As a young boy growing up in Australia in the 1940s, macadamia industry pioneer Ian McConachie would climb his neighbour’s fence to steal macadamias from their backyard tree. What he didn’t realise back then was that the macadamia would become his life’s work and that his efforts to conserve endangered wild macadamia populations would be crucial to the industry’s future.
Ian’s background is in food technology and while working for a large Australian food manufacturer, he convinced them that macadamias were a ‘nut of the future’. This led him to study macadamia technology in Hawaii, before returning to Australia and building a macadamia processing factory, growing and breeding macadamias for more than 30 years, and eventually establishing the Macadamia Conservation Trust
Ian’s wild macadamia conservation work is the subject of the latest Macadamia Change Makers video. It was created to help educate consumers about Australia as the origin of macadamias and why protecting the few macadamias left in the wild is so important to the future of the global commercial industry.
Australia: the macadamia’s natural home
It’s a little known fact that macadamias are native to Australia. They first originated in the rainforests of the east coast 60 million years ago and Australia is the only country in the world where macadamias grow wild.
Despite this, recent research1 has revealed that while many consumers know that Australia grows macadamias commercially, few are aware that macadamias originated in Australia.
With consumers more interested than ever in the origin of their food and product ingredients, Australia’s macadamia industry is committed to closing this knowledge gap, and the video is one step on the path to achieving this.
Why wild macadamias are under threat
From South Africa to Hawaii, China to Kenya, every single macadamia tree in the world can be traced back to the wild macadamia trees that still grow in the Australian rainforest.
Over millions of years macadamias retreated to little favourable niches in the rainforests. But since European settlement, up to 90% of wild macadamias have been lost due to land clearing, with wildfires, grazing, weeds and climate change posing ongoing threats to their populations. There are four wild macadamia species, all of which are now classified as either vulnerable or endangered by the Australian government.
It’s a tragic example of precious native flora falling victim to human intervention, but for the macadamia industry globally, the need to protect what remains runs far deeper.
Why wild macadamia conservation matters to our industry’s future
Conserving the genetic diversity found among all four endangered wild species plays an important role in securing the future of the macadamia industry.
Wild macadamias offer a wealth of genetic diversity and many of the commercially grown macadamia varieties the industry relies on today are from a very narrow genetic base. The DNA of wild macadamias holds significant untapped potential for development of the international macadamia industry. It could hold the key to breeding commercial macadamia varieties that are not only more productive, but better adapted to changing weather patterns, emerging pests and possible diseases.
As the only home of wild macadamia trees, Australia is the guardian of this diversity which is why Australia’s macadamia industry is so invested in conserving these important wild tree populations.

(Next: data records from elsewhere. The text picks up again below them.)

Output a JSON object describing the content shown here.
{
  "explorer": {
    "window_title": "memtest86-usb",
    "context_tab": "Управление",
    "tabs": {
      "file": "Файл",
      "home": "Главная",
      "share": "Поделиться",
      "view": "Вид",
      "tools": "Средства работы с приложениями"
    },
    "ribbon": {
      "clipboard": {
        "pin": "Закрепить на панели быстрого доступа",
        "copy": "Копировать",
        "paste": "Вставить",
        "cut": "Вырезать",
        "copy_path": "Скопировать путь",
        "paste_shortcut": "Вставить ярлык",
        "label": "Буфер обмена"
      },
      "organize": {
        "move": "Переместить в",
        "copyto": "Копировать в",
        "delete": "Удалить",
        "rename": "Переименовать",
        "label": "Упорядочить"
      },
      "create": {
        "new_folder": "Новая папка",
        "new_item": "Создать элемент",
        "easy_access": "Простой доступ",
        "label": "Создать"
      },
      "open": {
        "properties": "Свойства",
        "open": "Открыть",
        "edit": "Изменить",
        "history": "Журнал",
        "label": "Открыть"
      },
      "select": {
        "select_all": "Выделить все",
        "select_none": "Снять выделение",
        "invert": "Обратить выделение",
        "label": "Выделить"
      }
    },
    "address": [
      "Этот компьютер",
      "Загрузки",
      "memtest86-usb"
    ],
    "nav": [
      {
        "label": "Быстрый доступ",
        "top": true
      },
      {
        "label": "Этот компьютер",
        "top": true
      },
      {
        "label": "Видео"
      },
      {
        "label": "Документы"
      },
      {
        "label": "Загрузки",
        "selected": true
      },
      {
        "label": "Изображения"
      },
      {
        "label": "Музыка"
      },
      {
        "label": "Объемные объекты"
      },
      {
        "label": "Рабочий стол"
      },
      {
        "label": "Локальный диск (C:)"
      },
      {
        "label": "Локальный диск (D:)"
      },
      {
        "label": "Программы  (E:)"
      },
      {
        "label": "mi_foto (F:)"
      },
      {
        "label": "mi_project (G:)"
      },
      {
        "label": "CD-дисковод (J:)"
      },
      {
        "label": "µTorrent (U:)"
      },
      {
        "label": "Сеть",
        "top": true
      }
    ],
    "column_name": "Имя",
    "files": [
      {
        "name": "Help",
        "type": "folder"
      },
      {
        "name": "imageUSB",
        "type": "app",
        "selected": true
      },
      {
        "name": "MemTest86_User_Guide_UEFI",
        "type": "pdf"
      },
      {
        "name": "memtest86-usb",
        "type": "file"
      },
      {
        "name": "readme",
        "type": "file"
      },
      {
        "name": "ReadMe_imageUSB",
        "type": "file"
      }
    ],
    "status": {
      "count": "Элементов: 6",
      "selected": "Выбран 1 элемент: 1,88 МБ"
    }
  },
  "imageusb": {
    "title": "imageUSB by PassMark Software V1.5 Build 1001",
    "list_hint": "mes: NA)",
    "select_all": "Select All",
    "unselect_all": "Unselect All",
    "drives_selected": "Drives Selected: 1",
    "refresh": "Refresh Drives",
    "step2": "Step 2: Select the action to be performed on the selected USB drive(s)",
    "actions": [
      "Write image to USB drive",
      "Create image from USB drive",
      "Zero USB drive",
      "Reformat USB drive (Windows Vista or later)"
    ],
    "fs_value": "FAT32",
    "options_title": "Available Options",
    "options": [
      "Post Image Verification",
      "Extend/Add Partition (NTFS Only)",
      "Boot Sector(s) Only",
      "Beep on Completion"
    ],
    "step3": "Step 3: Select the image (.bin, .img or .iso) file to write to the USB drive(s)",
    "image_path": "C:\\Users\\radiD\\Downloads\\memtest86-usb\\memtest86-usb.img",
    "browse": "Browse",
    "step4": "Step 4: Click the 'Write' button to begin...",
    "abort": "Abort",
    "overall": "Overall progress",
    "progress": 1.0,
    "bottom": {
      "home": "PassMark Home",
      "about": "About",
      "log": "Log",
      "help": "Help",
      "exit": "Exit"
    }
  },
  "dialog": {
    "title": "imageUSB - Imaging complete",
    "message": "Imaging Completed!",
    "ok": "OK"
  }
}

From a sustainable sourcing perspective, food manufacturers investing in Australian grown macadamias as an ingredient can feel confident they’re sourcing a premium product from the country that is not only the origin of macadamias, but also leading the way when it comes to conservation and future-proofing supply.
Macadamia Conservation Trust launches the Wild Walk with Macadamias
Australian Macadamias supports the Macadamia Conservation Trust, an Australian not-for-profit environmental organisation dedicated to conserving wild populations of macadamias in their native habitat for future generations. Our support for the Trust reflects how seriously our industry takes its environmental responsibilities and its passion for conservation, research and education, all of which are vital for the ongoing successful future of the macadamia industry.
The Trust was formed by a group of passionate enthusiasts led by Ian McConachie, who were all dedicated to protecting wild macadamias. In 2007 it became a registered environmental organisation with the Australian government.
“The first step, when the Macadamia Conservation Trust formed, was to prepare what we call a recovery plan. That was a detailed list of the wild macadamias, where they were located, the risks they were facing, but more particularly, the actions that were needed to conserve them,” explains Ian. “That recovery plan was adopted by the Australian government and that became our blueprint.”
Ian says the Trust is always seeking new ways to educate consumers about the importance of wild macadamia conservation. Its latest initiative is a tourist attraction called the Walk with Wild Macadamias and its recent launch attracted strong interest from both the media and general public.
Located in the Amamoor State Forest in the Noosa Hinterland in northern Australia, the signposted rainforest walk enables people to experience macadamias growing in their natural habitat.
We thank Ian for his ongoing commitment and effort in conserving macadamias in the wild.
1 Qualitative research conducted by independent research agency FiftyFive5 in May 2022 with consumers in Australia and South Korea.